Task:
Could you copy every line of the data that contains "股票产品"?
====================
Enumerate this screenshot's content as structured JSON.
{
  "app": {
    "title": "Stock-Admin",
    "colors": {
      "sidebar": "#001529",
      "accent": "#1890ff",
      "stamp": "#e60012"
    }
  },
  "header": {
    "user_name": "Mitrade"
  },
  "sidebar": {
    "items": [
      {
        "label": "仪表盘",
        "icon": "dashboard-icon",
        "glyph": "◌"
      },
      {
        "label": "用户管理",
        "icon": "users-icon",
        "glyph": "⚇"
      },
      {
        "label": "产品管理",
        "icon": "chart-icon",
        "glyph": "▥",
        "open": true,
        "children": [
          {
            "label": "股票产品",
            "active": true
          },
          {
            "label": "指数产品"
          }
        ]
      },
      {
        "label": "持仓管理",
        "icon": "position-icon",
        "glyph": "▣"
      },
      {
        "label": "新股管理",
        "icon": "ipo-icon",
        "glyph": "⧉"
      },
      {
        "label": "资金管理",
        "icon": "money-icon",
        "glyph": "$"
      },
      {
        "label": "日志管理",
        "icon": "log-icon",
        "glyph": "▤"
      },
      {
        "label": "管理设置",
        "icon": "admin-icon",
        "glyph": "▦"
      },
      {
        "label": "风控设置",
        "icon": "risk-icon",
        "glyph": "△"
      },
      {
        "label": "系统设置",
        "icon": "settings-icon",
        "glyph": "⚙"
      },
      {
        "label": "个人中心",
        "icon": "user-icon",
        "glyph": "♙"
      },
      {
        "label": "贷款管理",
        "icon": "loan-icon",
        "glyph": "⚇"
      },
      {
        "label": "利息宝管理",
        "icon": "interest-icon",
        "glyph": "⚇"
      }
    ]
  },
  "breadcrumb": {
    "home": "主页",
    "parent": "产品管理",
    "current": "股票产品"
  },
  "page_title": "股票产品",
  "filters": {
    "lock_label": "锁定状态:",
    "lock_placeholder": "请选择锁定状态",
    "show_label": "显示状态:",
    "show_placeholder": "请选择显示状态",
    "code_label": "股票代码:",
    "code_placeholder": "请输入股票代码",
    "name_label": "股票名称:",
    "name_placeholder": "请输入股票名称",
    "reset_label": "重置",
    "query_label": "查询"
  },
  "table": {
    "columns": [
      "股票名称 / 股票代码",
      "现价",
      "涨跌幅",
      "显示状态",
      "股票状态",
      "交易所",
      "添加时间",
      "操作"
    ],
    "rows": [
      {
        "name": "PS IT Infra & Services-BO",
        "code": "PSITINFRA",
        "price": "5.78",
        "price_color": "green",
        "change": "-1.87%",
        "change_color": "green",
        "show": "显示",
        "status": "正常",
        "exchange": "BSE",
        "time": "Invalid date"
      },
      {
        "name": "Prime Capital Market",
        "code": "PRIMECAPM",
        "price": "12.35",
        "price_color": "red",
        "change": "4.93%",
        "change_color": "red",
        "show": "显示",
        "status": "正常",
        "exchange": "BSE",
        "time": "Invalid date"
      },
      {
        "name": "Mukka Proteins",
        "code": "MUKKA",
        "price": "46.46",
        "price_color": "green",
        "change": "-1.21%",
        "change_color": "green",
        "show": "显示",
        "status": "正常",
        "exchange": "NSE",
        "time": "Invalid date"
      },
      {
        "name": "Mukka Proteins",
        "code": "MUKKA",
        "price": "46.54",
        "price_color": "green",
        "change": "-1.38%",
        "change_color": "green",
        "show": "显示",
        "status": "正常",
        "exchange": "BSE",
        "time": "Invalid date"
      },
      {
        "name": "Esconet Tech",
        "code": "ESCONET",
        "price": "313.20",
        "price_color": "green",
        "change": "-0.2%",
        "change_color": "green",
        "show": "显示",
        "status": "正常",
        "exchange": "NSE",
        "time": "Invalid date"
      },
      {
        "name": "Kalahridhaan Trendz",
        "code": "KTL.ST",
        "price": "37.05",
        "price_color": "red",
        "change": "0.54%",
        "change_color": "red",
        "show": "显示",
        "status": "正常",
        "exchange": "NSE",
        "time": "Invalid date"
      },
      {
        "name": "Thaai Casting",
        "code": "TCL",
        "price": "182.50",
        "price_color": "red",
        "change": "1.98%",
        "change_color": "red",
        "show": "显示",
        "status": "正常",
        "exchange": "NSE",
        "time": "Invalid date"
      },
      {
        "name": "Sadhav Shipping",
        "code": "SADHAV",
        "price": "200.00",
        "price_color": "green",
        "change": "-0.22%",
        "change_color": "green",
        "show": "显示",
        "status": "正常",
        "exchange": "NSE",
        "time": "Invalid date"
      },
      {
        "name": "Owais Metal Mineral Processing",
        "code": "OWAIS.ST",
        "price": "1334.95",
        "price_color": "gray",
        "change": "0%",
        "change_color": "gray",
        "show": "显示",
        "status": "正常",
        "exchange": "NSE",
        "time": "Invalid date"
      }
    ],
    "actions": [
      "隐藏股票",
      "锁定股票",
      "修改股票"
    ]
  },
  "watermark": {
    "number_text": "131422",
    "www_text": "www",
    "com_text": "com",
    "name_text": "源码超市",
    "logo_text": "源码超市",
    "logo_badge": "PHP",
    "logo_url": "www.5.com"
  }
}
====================
Your response:
            "label": "股票产品",
    "current": "股票产品"
  "page_title": "股票产品",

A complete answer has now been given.